Consumer sovereignty – an economic concept

Consumer sovereignty is the theory that consumer preferences determine the production of goods and services. It is the idea that it is consumers who influence production decisions. It is an economic concept where the consumer has some controlling power over goods that are produced and the idea that the consumer is the best judge of their own welfare. This means consumers can use their spending power as ‘votes’ for goods.

Consumer sovereignty is consumers making choices one by one, consumers buying one thing and not another, consumers transferring their money to some producers and not to others.

The theory of consumer sovereignty implies that the consumer knows what is best for himself or herself and his or her preferences will decide the allocation of scarce resources in the economy. Consumer sovereignty in production is the controlling power of consumers, versus the holders of scarce resources, in what final products should be produced from these resources. It is consumers making choices one by one, consumers buying one thing and not another, consumers transferring their money to some producers and not to others. It is sometimes used as a hypothesis that the production of goods and services is determined by the consumers’ demand (rather than, say, by capital owners or producers).

Consumer sovereignty has been used in both a descriptive and a normative form. It is the economic power exercised by the preferences of consumers in a free market. In the first form, the term simply means that all economic processes are ultimately focused on satisfying the wants of the final consumer. Production, exchange, and distribution are all means; consumption is the end. As a normative principle, consumer sovereignty asserts that the performance of any economy ought to be evaluated in terms of how well it fulfills the wants of its consumers.

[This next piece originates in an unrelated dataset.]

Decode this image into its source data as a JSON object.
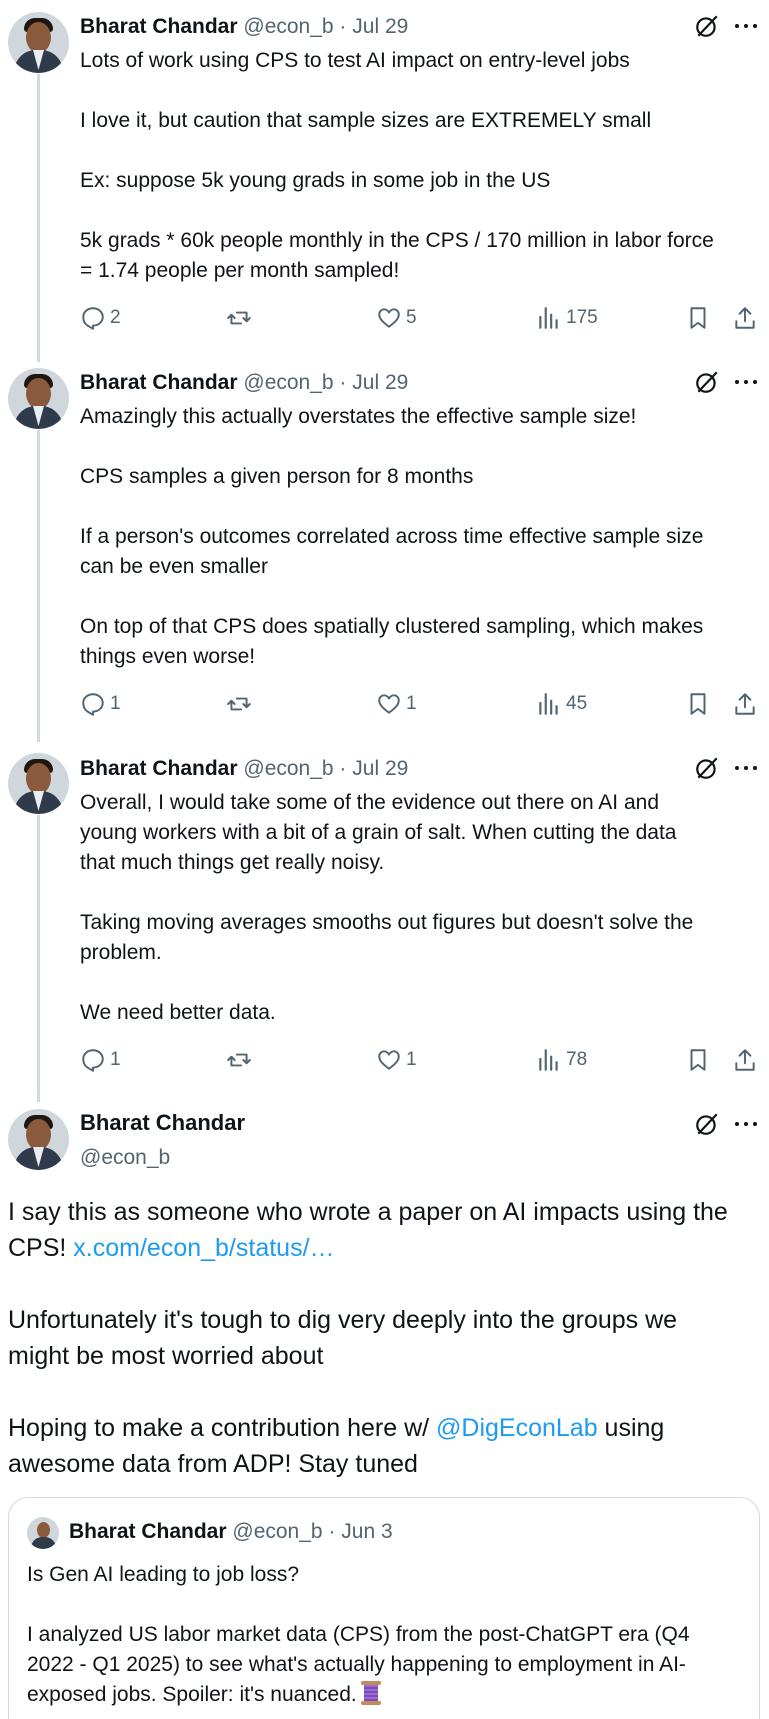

Consumer sovereignty in welfare is the idea that the consumer is the best judge of their own welfare (rather than, say, politicians). Contemporary economic policy discourses are heavily oriented towards competition and efficiency using the modern conceptualization of the market as an institution for resource allocation and governance. It is used to claim that, for example, the government should help the poor by giving them monetary transfers, rather than by giving them products that are deemed “essential” by the politicians. It is desirable that consumers run the economy because it is the only way to have a prosperous society.